INFORMATION SHOWN:
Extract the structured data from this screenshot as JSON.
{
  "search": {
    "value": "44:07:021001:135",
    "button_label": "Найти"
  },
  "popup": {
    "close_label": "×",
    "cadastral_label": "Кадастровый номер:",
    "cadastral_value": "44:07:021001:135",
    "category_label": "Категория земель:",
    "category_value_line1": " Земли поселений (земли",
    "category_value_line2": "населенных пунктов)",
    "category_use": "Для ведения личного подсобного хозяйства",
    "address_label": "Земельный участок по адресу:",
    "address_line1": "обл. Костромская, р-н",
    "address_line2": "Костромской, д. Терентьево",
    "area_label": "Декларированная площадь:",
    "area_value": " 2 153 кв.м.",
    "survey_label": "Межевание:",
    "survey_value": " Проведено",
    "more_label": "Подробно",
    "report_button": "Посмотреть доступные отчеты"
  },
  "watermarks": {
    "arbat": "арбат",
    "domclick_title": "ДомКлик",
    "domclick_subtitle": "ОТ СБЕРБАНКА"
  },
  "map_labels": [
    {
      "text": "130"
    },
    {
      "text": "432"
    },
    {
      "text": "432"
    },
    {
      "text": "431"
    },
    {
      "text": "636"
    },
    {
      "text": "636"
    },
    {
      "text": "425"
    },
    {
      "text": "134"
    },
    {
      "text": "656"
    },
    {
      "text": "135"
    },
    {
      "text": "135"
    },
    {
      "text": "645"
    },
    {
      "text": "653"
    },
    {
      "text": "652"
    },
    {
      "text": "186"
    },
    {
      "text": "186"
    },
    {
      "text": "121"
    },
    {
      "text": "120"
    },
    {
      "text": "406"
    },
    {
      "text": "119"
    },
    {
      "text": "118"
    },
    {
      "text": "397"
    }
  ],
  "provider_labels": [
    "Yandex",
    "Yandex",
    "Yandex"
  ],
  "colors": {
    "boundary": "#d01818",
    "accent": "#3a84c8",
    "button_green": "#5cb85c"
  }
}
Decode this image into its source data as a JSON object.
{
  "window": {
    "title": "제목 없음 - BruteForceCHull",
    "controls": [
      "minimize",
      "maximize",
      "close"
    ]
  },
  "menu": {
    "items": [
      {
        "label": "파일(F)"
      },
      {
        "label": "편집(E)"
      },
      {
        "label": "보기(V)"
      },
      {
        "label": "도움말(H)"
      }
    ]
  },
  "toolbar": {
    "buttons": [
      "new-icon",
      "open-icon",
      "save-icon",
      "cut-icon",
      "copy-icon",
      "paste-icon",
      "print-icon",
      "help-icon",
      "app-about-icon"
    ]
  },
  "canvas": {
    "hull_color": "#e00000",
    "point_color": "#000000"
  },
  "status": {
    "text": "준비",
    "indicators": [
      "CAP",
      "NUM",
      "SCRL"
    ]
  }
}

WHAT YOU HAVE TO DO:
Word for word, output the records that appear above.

EXERCISE OUTPUT:
Extract the structured data from this screenshot as JSON.
{
  "search": {
    "value": "44:07:021001:135",
    "button_label": "Найти"
  },
  "popup": {
    "close_label": "×",
    "cadastral_label": "Кадастровый номер:",
    "cadastral_value": "44:07:021001:135",
    "category_label": "Категория земель:",
    "category_value_line1": " Земли поселений (земли",
    "category_value_line2": "населенных пунктов)",
    "category_use": "Для ведения личного подсобного хозяйства",
    "address_label": "Земельный участок по адресу:",
    "address_line1": "обл. Костромская, р-н",
    "address_line2": "Костромской, д. Терентьево",
    "area_label": "Декларированная площадь:",
    "area_value": " 2 153 кв.м.",
    "survey_label": "Межевание:",
    "survey_value": " Проведено",
    "more_label": "Подробно",
    "report_button": "Посмотреть доступные отчеты"
  },
  "watermarks": {
    "arbat": "арбат",
    "domclick_title": "ДомКлик",
    "domclick_subtitle": "ОТ СБЕРБАНКА"
  },
  "map_labels": [
    {
      "text": "130"
    },
    {
      "text": "432"
    },
    {
      "text": "432"
    },
    {
      "text": "431"
    },
    {
      "text": "636"
    },
    {
      "text": "636"
    },
    {
      "text": "425"
    },
    {
      "text": "134"
    },
    {
      "text": "656"
    },
    {
      "text": "135"
    },
    {
      "text": "135"
    },
    {
      "text": "645"
    },
    {
      "text": "653"
    },
    {
      "text": "652"
    },
    {
      "text": "186"
    },
    {
      "text": "186"
    },
    {
      "text": "121"
    },
    {
      "text": "120"
    },
    {
      "text": "406"
    },
    {
      "text": "119"
    },
    {
      "text": "118"
    },
    {
      "text": "397"
    }
  ],
  "provider_labels": [
    "Yandex",
    "Yandex",
    "Yandex"
  ],
  "colors": {
    "boundary": "#d01818",
    "accent": "#3a84c8",
    "button_green": "#5cb85c"
  }
}
Decode this image into its source data as a JSON object.
{
  "window": {
    "title": "제목 없음 - BruteForceCHull",
    "controls": [
      "minimize",
      "maximize",
      "close"
    ]
  },
  "menu": {
    "items": [
      {
        "label": "파일(F)"
      },
      {
        "label": "편집(E)"
      },
      {
        "label": "보기(V)"
      },
      {
        "label": "도움말(H)"
      }
    ]
  },
  "toolbar": {
    "buttons": [
      "new-icon",
      "open-icon",
      "save-icon",
      "cut-icon",
      "copy-icon",
      "paste-icon",
      "print-icon",
      "help-icon",
      "app-about-icon"
    ]
  },
  "canvas": {
    "hull_color": "#e00000",
    "point_color": "#000000"
  },
  "status": {
    "text": "준비",
    "indicators": [
      "CAP",
      "NUM",
      "SCRL"
    ]
  }
}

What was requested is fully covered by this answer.